EXERCISE DETAILS: Any image in the records is to be dropped, and everything else duplicated precisely.

___ PROVIDED ENTRIES

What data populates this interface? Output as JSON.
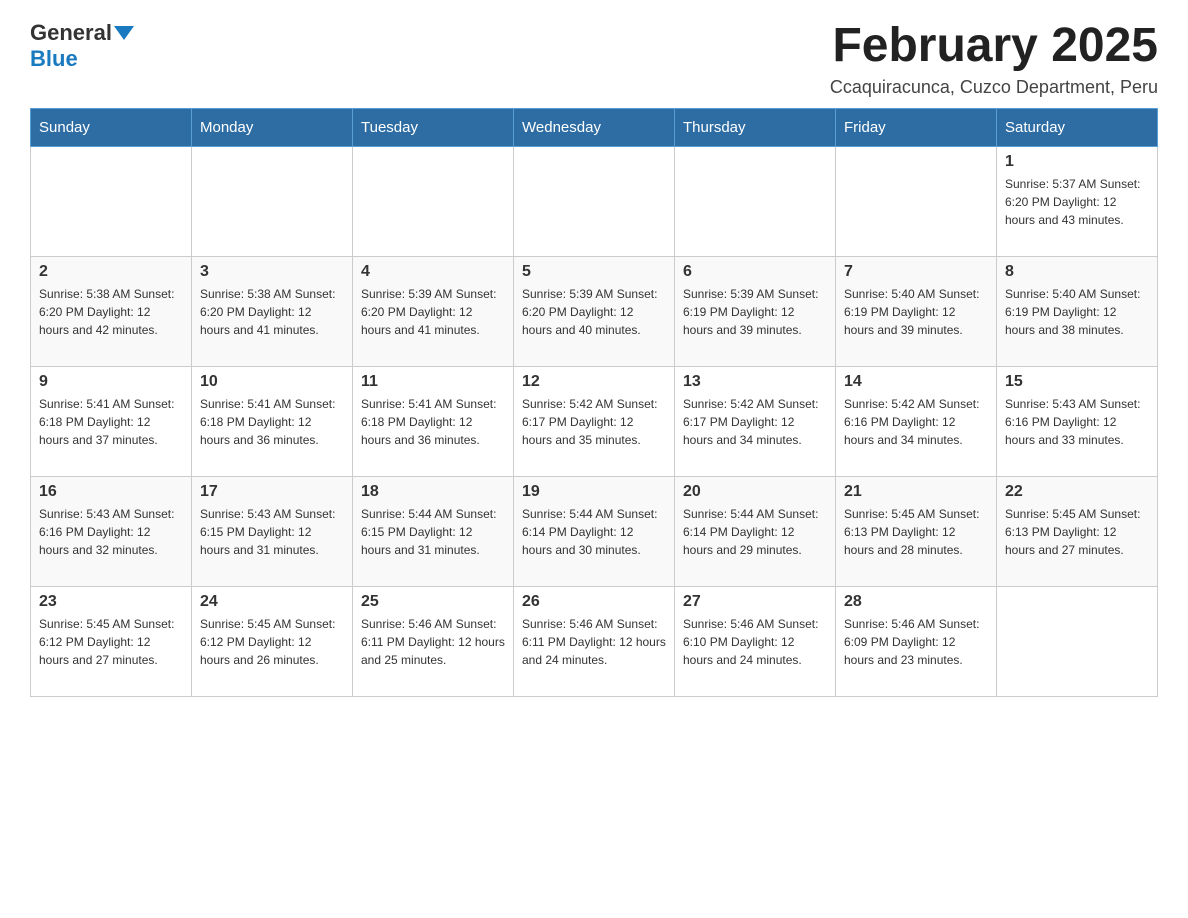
{
  "header": {
    "logo_general": "General",
    "logo_blue": "Blue",
    "month_title": "February 2025",
    "location": "Ccaquiracunca, Cuzco Department, Peru"
  },
  "weekdays": [
    "Sunday",
    "Monday",
    "Tuesday",
    "Wednesday",
    "Thursday",
    "Friday",
    "Saturday"
  ],
  "weeks": [
    [
      {
        "day": "",
        "info": ""
      },
      {
        "day": "",
        "info": ""
      },
      {
        "day": "",
        "info": ""
      },
      {
        "day": "",
        "info": ""
      },
      {
        "day": "",
        "info": ""
      },
      {
        "day": "",
        "info": ""
      },
      {
        "day": "1",
        "info": "Sunrise: 5:37 AM\nSunset: 6:20 PM\nDaylight: 12 hours and 43 minutes."
      }
    ],
    [
      {
        "day": "2",
        "info": "Sunrise: 5:38 AM\nSunset: 6:20 PM\nDaylight: 12 hours and 42 minutes."
      },
      {
        "day": "3",
        "info": "Sunrise: 5:38 AM\nSunset: 6:20 PM\nDaylight: 12 hours and 41 minutes."
      },
      {
        "day": "4",
        "info": "Sunrise: 5:39 AM\nSunset: 6:20 PM\nDaylight: 12 hours and 41 minutes."
      },
      {
        "day": "5",
        "info": "Sunrise: 5:39 AM\nSunset: 6:20 PM\nDaylight: 12 hours and 40 minutes."
      },
      {
        "day": "6",
        "info": "Sunrise: 5:39 AM\nSunset: 6:19 PM\nDaylight: 12 hours and 39 minutes."
      },
      {
        "day": "7",
        "info": "Sunrise: 5:40 AM\nSunset: 6:19 PM\nDaylight: 12 hours and 39 minutes."
      },
      {
        "day": "8",
        "info": "Sunrise: 5:40 AM\nSunset: 6:19 PM\nDaylight: 12 hours and 38 minutes."
      }
    ],
    [
      {
        "day": "9",
        "info": "Sunrise: 5:41 AM\nSunset: 6:18 PM\nDaylight: 12 hours and 37 minutes."
      },
      {
        "day": "10",
        "info": "Sunrise: 5:41 AM\nSunset: 6:18 PM\nDaylight: 12 hours and 36 minutes."
      },
      {
        "day": "11",
        "info": "Sunrise: 5:41 AM\nSunset: 6:18 PM\nDaylight: 12 hours and 36 minutes."
      },
      {
        "day": "12",
        "info": "Sunrise: 5:42 AM\nSunset: 6:17 PM\nDaylight: 12 hours and 35 minutes."
      },
      {
        "day": "13",
        "info": "Sunrise: 5:42 AM\nSunset: 6:17 PM\nDaylight: 12 hours and 34 minutes."
      },
      {
        "day": "14",
        "info": "Sunrise: 5:42 AM\nSunset: 6:16 PM\nDaylight: 12 hours and 34 minutes."
      },
      {
        "day": "15",
        "info": "Sunrise: 5:43 AM\nSunset: 6:16 PM\nDaylight: 12 hours and 33 minutes."
      }
    ],
    [
      {
        "day": "16",
        "info": "Sunrise: 5:43 AM\nSunset: 6:16 PM\nDaylight: 12 hours and 32 minutes."
      },
      {
        "day": "17",
        "info": "Sunrise: 5:43 AM\nSunset: 6:15 PM\nDaylight: 12 hours and 31 minutes."
      },
      {
        "day": "18",
        "info": "Sunrise: 5:44 AM\nSunset: 6:15 PM\nDaylight: 12 hours and 31 minutes."
      },
      {
        "day": "19",
        "info": "Sunrise: 5:44 AM\nSunset: 6:14 PM\nDaylight: 12 hours and 30 minutes."
      },
      {
        "day": "20",
        "info": "Sunrise: 5:44 AM\nSunset: 6:14 PM\nDaylight: 12 hours and 29 minutes."
      },
      {
        "day": "21",
        "info": "Sunrise: 5:45 AM\nSunset: 6:13 PM\nDaylight: 12 hours and 28 minutes."
      },
      {
        "day": "22",
        "info": "Sunrise: 5:45 AM\nSunset: 6:13 PM\nDaylight: 12 hours and 27 minutes."
      }
    ],
    [
      {
        "day": "23",
        "info": "Sunrise: 5:45 AM\nSunset: 6:12 PM\nDaylight: 12 hours and 27 minutes."
      },
      {
        "day": "24",
        "info": "Sunrise: 5:45 AM\nSunset: 6:12 PM\nDaylight: 12 hours and 26 minutes."
      },
      {
        "day": "25",
        "info": "Sunrise: 5:46 AM\nSunset: 6:11 PM\nDaylight: 12 hours and 25 minutes."
      },
      {
        "day": "26",
        "info": "Sunrise: 5:46 AM\nSunset: 6:11 PM\nDaylight: 12 hours and 24 minutes."
      },
      {
        "day": "27",
        "info": "Sunrise: 5:46 AM\nSunset: 6:10 PM\nDaylight: 12 hours and 24 minutes."
      },
      {
        "day": "28",
        "info": "Sunrise: 5:46 AM\nSunset: 6:09 PM\nDaylight: 12 hours and 23 minutes."
      },
      {
        "day": "",
        "info": ""
      }
    ]
  ]
}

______

SOLVED PROBLEM:
What data populates this interface? Output as JSON.
{
  "header": {
    "logo_general": "General",
    "logo_blue": "Blue",
    "month_title": "February 2025",
    "location": "Ccaquiracunca, Cuzco Department, Peru"
  },
  "weekdays": [
    "Sunday",
    "Monday",
    "Tuesday",
    "Wednesday",
    "Thursday",
    "Friday",
    "Saturday"
  ],
  "weeks": [
    [
      {
        "day": "",
        "info": ""
      },
      {
        "day": "",
        "info": ""
      },
      {
        "day": "",
        "info": ""
      },
      {
        "day": "",
        "info": ""
      },
      {
        "day": "",
        "info": ""
      },
      {
        "day": "",
        "info": ""
      },
      {
        "day": "1",
        "info": "Sunrise: 5:37 AM\nSunset: 6:20 PM\nDaylight: 12 hours and 43 minutes."
      }
    ],
    [
      {
        "day": "2",
        "info": "Sunrise: 5:38 AM\nSunset: 6:20 PM\nDaylight: 12 hours and 42 minutes."
      },
      {
        "day": "3",
        "info": "Sunrise: 5:38 AM\nSunset: 6:20 PM\nDaylight: 12 hours and 41 minutes."
      },
      {
        "day": "4",
        "info": "Sunrise: 5:39 AM\nSunset: 6:20 PM\nDaylight: 12 hours and 41 minutes."
      },
      {
        "day": "5",
        "info": "Sunrise: 5:39 AM\nSunset: 6:20 PM\nDaylight: 12 hours and 40 minutes."
      },
      {
        "day": "6",
        "info": "Sunrise: 5:39 AM\nSunset: 6:19 PM\nDaylight: 12 hours and 39 minutes."
      },
      {
        "day": "7",
        "info": "Sunrise: 5:40 AM\nSunset: 6:19 PM\nDaylight: 12 hours and 39 minutes."
      },
      {
        "day": "8",
        "info": "Sunrise: 5:40 AM\nSunset: 6:19 PM\nDaylight: 12 hours and 38 minutes."
      }
    ],
    [
      {
        "day": "9",
        "info": "Sunrise: 5:41 AM\nSunset: 6:18 PM\nDaylight: 12 hours and 37 minutes."
      },
      {
        "day": "10",
        "info": "Sunrise: 5:41 AM\nSunset: 6:18 PM\nDaylight: 12 hours and 36 minutes."
      },
      {
        "day": "11",
        "info": "Sunrise: 5:41 AM\nSunset: 6:18 PM\nDaylight: 12 hours and 36 minutes."
      },
      {
        "day": "12",
        "info": "Sunrise: 5:42 AM\nSunset: 6:17 PM\nDaylight: 12 hours and 35 minutes."
      },
      {
        "day": "13",
        "info": "Sunrise: 5:42 AM\nSunset: 6:17 PM\nDaylight: 12 hours and 34 minutes."
      },
      {
        "day": "14",
        "info": "Sunrise: 5:42 AM\nSunset: 6:16 PM\nDaylight: 12 hours and 34 minutes."
      },
      {
        "day": "15",
        "info": "Sunrise: 5:43 AM\nSunset: 6:16 PM\nDaylight: 12 hours and 33 minutes."
      }
    ],
    [
      {
        "day": "16",
        "info": "Sunrise: 5:43 AM\nSunset: 6:16 PM\nDaylight: 12 hours and 32 minutes."
      },
      {
        "day": "17",
        "info": "Sunrise: 5:43 AM\nSunset: 6:15 PM\nDaylight: 12 hours and 31 minutes."
      },
      {
        "day": "18",
        "info": "Sunrise: 5:44 AM\nSunset: 6:15 PM\nDaylight: 12 hours and 31 minutes."
      },
      {
        "day": "19",
        "info": "Sunrise: 5:44 AM\nSunset: 6:14 PM\nDaylight: 12 hours and 30 minutes."
      },
      {
        "day": "20",
        "info": "Sunrise: 5:44 AM\nSunset: 6:14 PM\nDaylight: 12 hours and 29 minutes."
      },
      {
        "day": "21",
        "info": "Sunrise: 5:45 AM\nSunset: 6:13 PM\nDaylight: 12 hours and 28 minutes."
      },
      {
        "day": "22",
        "info": "Sunrise: 5:45 AM\nSunset: 6:13 PM\nDaylight: 12 hours and 27 minutes."
      }
    ],
    [
      {
        "day": "23",
        "info": "Sunrise: 5:45 AM\nSunset: 6:12 PM\nDaylight: 12 hours and 27 minutes."
      },
      {
        "day": "24",
        "info": "Sunrise: 5:45 AM\nSunset: 6:12 PM\nDaylight: 12 hours and 26 minutes."
      },
      {
        "day": "25",
        "info": "Sunrise: 5:46 AM\nSunset: 6:11 PM\nDaylight: 12 hours and 25 minutes."
      },
      {
        "day": "26",
        "info": "Sunrise: 5:46 AM\nSunset: 6:11 PM\nDaylight: 12 hours and 24 minutes."
      },
      {
        "day": "27",
        "info": "Sunrise: 5:46 AM\nSunset: 6:10 PM\nDaylight: 12 hours and 24 minutes."
      },
      {
        "day": "28",
        "info": "Sunrise: 5:46 AM\nSunset: 6:09 PM\nDaylight: 12 hours and 23 minutes."
      },
      {
        "day": "",
        "info": ""
      }
    ]
  ]
}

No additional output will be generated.